Another active trader because they seemingly had to be was the Washington Capitals, who picked up an insurance defenseman in Dennis Wideman and a veteran center, Jason Arnott. With Wideman, while the plus/minus isn't the best (minus-26), he can be an asset on a very stagnant Caps power-play. In fact, Wideman has more power play goals than Alex Ovechkin (8-to-5) and could change that whole game-plan around for them, as well as be an insurance piece for the injuries the Caps seem to have on the blueline. And while Wideman has another year left on his deal, Arnott is a rental and one that I'm not in full agreement with when it comes to response. I can understand that Arnott brings a veteran presence; but at the same time isn't the second-line center that will put them over-the-top. Maybe he could teach Nicklas Backstrom how to get out of a slump and guide Marcus Johansson; but with his recent lack of performance in the playoffs with the Predators; I doubt it'll get the Caps too far.

An active player in the negative sense was the Florida Panthers, who were heavy sellers in their third straight rebuilding campaign. Along with Wideman, Radek Dvorak and Bryan Allen were moved out of Miami-- which also means that there are no pieces left on the Panthers from the Roberto Luongo trade. Yet, the big thing is that Stephen Weiss and David Booth are still a part of the team, even though they were rumored to be on the block; so that's something at least-- yet they probably could have entertained more offers for Tomas Vokoun, because I don't know how much they'd want to re-sign an older goalie who doesn't have much in front of him. With the issues the Panthers have off the ice, you have to wonder how much they're willing to pump into the on-ice product because of it.

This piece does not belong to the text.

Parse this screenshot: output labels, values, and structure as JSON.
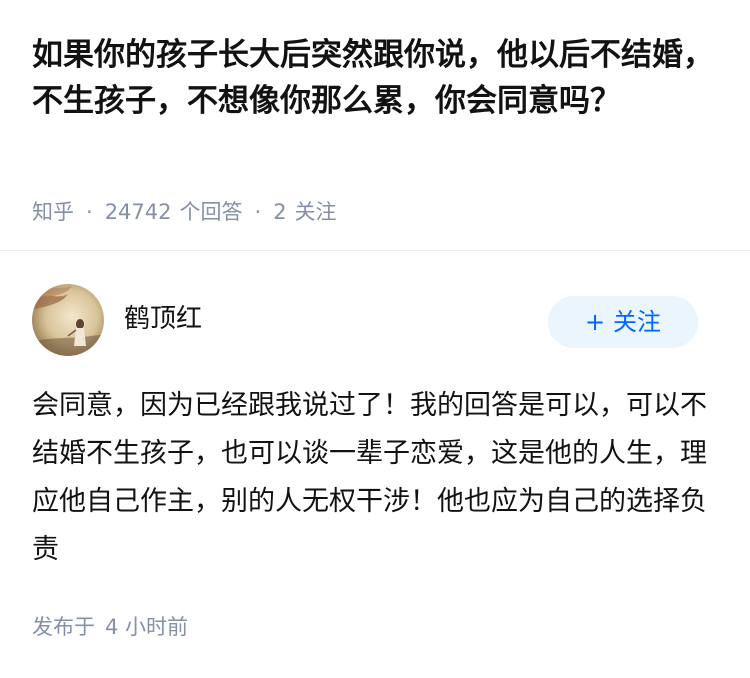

One of the more surprising notes was that Ty Conklin was able to seep through the waiver wires unclaimed. You'd think for a low price, some team in need of net insurance would claim him just to be there. He's a decent goalie who could really come in and have a hot streak when called upon. Other teams' lose is the Blues gain, I suppose.

While it was probably one of the most uneventful trade deadlines ever, it's always good to play armchair GM after the fact. Whether this pans out or not remains to be seen, especially trying to deal with chemistry and all of that. Which makes me wonder if the NHL will move the deadline up every year, but at the same-- you like this stuff going down to the wire. Granted, this deadline really happened in the 10 days leading up to it, more specifically the 18th, but still.

I have no real end to this. Thanks for reading.